━━ Source material ━━

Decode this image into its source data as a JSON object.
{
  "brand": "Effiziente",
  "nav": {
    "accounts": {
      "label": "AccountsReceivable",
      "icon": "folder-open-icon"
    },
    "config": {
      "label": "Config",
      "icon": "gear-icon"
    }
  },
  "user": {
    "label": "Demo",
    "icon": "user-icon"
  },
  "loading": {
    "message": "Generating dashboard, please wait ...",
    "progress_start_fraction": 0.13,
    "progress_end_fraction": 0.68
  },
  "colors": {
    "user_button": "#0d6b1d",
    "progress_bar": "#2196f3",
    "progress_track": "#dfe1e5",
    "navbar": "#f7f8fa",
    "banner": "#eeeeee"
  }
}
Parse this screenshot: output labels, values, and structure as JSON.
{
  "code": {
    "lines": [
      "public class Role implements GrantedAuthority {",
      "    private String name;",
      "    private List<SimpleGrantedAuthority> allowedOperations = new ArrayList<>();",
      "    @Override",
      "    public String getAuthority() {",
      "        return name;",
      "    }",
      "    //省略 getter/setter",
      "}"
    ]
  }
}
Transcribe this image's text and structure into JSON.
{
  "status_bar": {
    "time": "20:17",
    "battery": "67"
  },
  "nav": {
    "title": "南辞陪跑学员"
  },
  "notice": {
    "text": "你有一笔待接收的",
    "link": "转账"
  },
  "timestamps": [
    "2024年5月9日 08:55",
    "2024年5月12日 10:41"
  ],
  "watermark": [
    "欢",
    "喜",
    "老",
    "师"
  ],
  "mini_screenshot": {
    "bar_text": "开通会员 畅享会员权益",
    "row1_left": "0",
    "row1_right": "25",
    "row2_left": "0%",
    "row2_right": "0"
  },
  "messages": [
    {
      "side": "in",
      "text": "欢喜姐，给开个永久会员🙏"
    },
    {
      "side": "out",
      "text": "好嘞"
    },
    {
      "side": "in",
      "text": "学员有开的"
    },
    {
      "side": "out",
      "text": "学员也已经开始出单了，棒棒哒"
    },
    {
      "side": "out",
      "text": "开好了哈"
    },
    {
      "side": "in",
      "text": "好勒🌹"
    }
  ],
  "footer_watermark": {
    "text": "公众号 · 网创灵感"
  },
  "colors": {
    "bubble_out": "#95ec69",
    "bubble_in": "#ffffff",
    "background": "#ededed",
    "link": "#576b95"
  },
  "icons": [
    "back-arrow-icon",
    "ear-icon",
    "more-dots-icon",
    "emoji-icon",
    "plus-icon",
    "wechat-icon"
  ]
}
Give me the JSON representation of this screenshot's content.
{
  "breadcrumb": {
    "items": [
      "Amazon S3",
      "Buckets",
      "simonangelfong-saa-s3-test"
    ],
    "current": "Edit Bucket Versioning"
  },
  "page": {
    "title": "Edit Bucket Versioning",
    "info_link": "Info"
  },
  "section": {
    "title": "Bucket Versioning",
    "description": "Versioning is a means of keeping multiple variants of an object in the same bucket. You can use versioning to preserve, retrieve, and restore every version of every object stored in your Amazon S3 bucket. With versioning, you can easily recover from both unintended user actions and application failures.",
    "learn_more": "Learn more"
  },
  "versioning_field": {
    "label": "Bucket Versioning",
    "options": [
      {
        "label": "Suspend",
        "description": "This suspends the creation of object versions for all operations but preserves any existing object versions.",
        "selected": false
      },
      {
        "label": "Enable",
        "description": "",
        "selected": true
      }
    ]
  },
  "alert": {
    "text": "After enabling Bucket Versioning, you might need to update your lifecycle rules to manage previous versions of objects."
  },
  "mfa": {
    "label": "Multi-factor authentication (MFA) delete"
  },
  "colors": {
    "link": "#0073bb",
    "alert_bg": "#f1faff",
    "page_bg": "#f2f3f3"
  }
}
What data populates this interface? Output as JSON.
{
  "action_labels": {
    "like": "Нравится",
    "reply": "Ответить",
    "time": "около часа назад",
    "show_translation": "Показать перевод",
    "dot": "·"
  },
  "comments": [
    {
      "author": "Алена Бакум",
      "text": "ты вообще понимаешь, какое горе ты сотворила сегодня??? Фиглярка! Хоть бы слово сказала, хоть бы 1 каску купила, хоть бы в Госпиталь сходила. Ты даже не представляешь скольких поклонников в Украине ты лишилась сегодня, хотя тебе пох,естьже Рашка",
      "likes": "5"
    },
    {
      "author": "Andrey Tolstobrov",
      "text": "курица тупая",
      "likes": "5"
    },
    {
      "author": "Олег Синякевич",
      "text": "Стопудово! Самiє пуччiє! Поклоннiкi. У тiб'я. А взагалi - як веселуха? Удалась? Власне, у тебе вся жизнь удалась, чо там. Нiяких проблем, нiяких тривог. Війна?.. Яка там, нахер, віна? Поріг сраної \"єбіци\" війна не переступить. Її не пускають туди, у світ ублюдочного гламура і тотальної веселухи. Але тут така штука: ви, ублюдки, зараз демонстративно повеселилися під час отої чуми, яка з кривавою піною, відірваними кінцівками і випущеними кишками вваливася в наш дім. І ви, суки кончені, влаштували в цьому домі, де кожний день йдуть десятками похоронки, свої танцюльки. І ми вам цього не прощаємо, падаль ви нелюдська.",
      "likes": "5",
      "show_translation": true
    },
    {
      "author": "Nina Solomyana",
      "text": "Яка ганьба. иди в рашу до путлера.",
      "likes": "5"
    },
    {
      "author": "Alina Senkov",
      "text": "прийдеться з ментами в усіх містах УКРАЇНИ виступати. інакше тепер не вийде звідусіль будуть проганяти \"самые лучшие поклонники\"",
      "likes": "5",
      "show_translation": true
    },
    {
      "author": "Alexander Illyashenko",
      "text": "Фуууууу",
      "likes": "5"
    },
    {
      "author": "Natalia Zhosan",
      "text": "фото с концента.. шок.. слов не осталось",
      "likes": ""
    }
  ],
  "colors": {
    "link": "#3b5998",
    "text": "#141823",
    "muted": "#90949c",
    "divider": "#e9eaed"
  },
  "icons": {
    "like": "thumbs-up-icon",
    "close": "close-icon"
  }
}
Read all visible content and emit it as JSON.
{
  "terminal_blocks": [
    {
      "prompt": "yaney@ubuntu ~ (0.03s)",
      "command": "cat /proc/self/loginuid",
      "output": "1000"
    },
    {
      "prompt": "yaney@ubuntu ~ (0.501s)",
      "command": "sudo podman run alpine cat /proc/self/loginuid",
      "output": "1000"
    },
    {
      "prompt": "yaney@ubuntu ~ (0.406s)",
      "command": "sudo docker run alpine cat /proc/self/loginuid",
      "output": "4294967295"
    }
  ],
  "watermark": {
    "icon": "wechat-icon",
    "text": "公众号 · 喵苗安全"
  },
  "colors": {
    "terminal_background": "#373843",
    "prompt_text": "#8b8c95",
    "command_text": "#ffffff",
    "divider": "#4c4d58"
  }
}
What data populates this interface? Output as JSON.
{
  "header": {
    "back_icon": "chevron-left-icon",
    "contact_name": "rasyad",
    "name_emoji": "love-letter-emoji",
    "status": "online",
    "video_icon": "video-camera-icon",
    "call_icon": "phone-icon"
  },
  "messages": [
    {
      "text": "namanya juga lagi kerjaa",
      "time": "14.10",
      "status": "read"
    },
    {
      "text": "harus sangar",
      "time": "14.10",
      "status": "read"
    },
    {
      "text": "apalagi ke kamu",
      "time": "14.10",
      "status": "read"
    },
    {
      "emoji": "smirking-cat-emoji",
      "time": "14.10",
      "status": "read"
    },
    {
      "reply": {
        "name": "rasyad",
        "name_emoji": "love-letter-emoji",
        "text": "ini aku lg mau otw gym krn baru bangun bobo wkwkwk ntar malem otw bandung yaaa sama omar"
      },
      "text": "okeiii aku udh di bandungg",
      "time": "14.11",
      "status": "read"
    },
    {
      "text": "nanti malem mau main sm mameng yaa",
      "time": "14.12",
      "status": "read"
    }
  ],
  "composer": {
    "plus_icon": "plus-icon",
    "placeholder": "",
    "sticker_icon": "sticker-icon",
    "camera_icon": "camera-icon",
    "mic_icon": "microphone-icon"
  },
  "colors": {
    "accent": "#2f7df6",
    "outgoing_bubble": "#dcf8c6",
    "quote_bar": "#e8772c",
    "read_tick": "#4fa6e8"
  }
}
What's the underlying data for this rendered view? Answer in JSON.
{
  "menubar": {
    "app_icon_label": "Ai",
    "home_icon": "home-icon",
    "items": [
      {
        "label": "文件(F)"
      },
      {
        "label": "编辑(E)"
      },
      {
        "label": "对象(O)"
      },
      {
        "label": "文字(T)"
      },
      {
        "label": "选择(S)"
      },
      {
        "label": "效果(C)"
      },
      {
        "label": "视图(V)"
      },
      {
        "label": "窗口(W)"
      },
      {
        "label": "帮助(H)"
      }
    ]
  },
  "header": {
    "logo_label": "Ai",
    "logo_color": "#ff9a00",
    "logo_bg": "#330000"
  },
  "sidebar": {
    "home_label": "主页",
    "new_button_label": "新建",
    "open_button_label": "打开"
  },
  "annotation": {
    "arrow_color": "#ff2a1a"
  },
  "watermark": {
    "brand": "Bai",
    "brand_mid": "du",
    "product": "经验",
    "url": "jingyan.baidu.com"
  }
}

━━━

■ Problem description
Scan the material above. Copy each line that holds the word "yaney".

■ Task answer
      "prompt": "yaney@ubuntu ~ (0.03s)",
      "prompt": "yaney@ubuntu ~ (0.501s)",
      "prompt": "yaney@ubuntu ~ (0.406s)",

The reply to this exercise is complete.